I am an ardent supporter of the total deregulation of the oil and gas sector and removal of everything by the name of subsidy in Nigeria. That sector is, in my opinion the breeding pot of most corrupt practices in Nigeria and I think that getting the hand of government off this pie and allowing the private sector run the affairs with minimal government contribution would not only reduce, (if not eliminate) corruption but also enhance efficiency.
Forget whatever anyone says to you, there is no human being (well, there are testimonies about President Muhammdu Buhari) who would see the possibility of getting back at this uncaring country and say: “I‘ll pass.” The deprivations in Nigeria are so wanton that holding a piece of the national cake and walking away from it, (except that we are adept at denying our reality) is almost foolhardy.
The temptation to steal from public coffers are not only present, they are real and pressing and it would take a saint, many of whom this planet does not harbour, for such an opportunity to pass them by. The only restraint that I know is to dis-incentivise corruption by putting up structures that make it difficult for people to steal even as you work towards improving their living conditions.
This is the reason why I supported the attempt to deregulate in 2012. I still do not agree that resistance to that initiative was a function of the lack of trust in the Goodluck Jonathan administration. What know is that if the process was allowed, Nigeria would most definitely not be at this juncture of struggling with refining and supply of petrol. I am also persuaded to believe that so much of the corruption that Nigeria witnessed between then and now would never have happened. But then, that is spilt milk.
So do I support the current initiative by government? Well, the natural progression from the foregoing would be for me to support it although I need economically savvy people to explain this government move to me.

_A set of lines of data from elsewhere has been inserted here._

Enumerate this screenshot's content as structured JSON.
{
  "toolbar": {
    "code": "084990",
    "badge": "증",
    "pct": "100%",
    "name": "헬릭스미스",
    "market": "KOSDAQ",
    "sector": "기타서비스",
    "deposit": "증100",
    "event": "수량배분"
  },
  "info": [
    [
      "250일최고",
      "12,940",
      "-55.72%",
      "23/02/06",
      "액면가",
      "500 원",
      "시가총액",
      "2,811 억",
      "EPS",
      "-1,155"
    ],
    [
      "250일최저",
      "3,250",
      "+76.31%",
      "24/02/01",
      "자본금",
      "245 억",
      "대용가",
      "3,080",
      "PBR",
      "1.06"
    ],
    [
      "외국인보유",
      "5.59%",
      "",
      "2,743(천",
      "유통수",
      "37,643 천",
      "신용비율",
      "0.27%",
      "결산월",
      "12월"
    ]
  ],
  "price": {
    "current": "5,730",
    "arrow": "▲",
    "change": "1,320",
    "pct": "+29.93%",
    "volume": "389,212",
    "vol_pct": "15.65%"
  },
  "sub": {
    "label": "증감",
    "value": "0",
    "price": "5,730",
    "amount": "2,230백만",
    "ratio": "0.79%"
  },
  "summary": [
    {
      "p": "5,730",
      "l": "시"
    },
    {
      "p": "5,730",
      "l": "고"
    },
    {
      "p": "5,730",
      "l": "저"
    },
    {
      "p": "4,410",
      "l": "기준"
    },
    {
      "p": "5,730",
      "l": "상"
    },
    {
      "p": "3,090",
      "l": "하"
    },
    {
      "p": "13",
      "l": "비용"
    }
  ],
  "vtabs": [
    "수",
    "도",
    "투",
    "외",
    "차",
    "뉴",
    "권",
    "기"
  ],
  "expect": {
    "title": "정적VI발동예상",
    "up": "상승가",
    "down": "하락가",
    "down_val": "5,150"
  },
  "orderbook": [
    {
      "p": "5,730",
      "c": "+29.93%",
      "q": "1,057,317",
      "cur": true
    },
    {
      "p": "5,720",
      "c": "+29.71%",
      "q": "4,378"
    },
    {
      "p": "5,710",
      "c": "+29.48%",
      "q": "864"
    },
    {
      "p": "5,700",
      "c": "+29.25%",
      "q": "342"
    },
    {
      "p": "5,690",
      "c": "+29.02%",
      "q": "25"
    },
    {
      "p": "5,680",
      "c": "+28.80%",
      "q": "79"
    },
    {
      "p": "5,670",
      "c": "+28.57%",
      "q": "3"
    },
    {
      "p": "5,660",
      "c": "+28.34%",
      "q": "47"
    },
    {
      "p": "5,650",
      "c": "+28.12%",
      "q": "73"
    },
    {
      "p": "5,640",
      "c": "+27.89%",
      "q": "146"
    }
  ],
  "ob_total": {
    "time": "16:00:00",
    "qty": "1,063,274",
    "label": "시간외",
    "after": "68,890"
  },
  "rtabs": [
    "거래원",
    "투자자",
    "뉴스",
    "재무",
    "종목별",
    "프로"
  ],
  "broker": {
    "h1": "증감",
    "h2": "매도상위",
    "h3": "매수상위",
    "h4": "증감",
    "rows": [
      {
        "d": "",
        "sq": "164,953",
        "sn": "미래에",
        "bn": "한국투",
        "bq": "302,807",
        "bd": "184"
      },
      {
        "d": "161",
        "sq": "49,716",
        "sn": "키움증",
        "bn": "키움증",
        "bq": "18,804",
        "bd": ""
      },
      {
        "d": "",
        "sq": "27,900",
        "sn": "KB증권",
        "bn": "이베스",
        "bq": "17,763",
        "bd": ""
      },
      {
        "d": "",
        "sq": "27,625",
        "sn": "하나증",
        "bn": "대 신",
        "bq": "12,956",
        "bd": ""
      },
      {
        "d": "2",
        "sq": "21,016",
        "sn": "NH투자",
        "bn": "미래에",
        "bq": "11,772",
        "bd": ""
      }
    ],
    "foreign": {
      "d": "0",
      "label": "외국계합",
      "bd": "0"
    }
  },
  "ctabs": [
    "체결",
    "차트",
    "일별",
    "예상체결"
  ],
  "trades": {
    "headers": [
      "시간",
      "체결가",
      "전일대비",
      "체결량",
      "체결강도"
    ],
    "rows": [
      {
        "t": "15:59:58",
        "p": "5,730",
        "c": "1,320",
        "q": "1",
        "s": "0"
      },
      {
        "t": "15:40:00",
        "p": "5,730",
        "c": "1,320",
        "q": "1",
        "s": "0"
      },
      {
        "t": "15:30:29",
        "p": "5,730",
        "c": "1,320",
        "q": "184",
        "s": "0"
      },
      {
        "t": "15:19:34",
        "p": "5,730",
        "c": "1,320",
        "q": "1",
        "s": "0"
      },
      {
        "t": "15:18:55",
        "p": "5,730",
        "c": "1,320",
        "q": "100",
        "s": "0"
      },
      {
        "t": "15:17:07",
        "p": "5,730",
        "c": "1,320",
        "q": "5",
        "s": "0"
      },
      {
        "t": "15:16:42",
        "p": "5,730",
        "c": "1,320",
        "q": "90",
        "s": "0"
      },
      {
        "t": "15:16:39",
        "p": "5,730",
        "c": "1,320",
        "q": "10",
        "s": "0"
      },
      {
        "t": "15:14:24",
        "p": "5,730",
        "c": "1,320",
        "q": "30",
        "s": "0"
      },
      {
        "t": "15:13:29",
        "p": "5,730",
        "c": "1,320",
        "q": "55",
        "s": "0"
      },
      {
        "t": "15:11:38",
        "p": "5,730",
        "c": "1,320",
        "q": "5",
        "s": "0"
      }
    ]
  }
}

For instance, feelers from government are that this isn’t the deregulation that we expected. Government also says that the conversation isn’t about removing subsidy since subsidy was not contemplated in the 2016 budget. My understanding is that this decision is a fallout of the foreign exchange crisis that the country is grappling with, government hasn’t totally taken its hands off the sector as its still going to be involved in price fixing. So this looks like a tentative measure to ensure adequate supply of products in a tough dollar environment. It is not our silver bullet. What I have read even validates my gut feeling that some subsidy is still being paid somewhere and that we will continue to hope for probity because everyone knows that the president hates corruption. I wish I could be that optimistic even as Nigerians devise ways to live with this sudden reality.
But then I have issues with this government: Like in the lives of men, nations suffer untold repercussions when they procrastinate and fail to take decisions at the right time. Make excuses on behalf of the administration all you want, this right pricing or deregulation or whatever it is called should have been done in PMB’s first few weeks in office.
Why? The government had unusual goodwill. Two, it met a lingering fuel scarcity on ground and could have gotten away with anything. To say that it didn’t know the extent of the rot would be escapist because some members of this administration have contributed to the debate forever. The government believed in the fallacy of the potency of its integrity until the realities of its foreign exchange policy and the manipulation of the system as signified by unbridled diversion and hoarding showed that human beings are irrepressibly dynamic at anything they choose. The fear of the president couldn’t stop hoarding, it couldn’t prevent cross border diversion! Hence the need to do something about pricing.
Even then, the administration succumbed to the temptation of issuing a military fiat. Two weeks ago, my jaws dropped when the minister of state for petroleum, Ibe Kachikwu said that the solution to diversion of petroleum products was mounting of trackers on trucks. But I reminded myself that he was the expert.
And then two weeks later, you announce a near one hundred percent increase without a jot of consultation, not even with workers who will bear all the brunt. Who does that in a democracy?
Now, those who think Nigerians protesting this increase are being dramatic should imagine the ripple effect on the lives of businesses and Nigerians. Take a welder who has had to depend on his generating set since power supply has become like the woman’s monthly visitor. Suddenly, he realises that he now needs close to 400 percent of what he needed before to fuel his “I better pass my neighbour” gen set. What option does he have than to take it out on all his patrons who also increase the cost of their products and services? So the driver, barber and food seller react to the increase and live becomes more unbearable for the common man. It is just impossible to dismiss the effect of this intervention on the ordinary Nigerian.
But does this mean that Nigerians should fight this idea to a standstill? I think not. Nigerians should learn a lesson from the Israelites’ journey that has brought us to the same spot after four years.
We cannot continue with this impulsive reaction to things by allowing politicians and activists continue to colour our perception of issues-they are almost always motivated by everything but our interests. And for government, where exactly is this leading us to? How does it improve our refining capacity such that importation would soon become a thing of the past. What is the fate of the PIB, how much confidence does this give to investors in the sector? Someone should please tell us.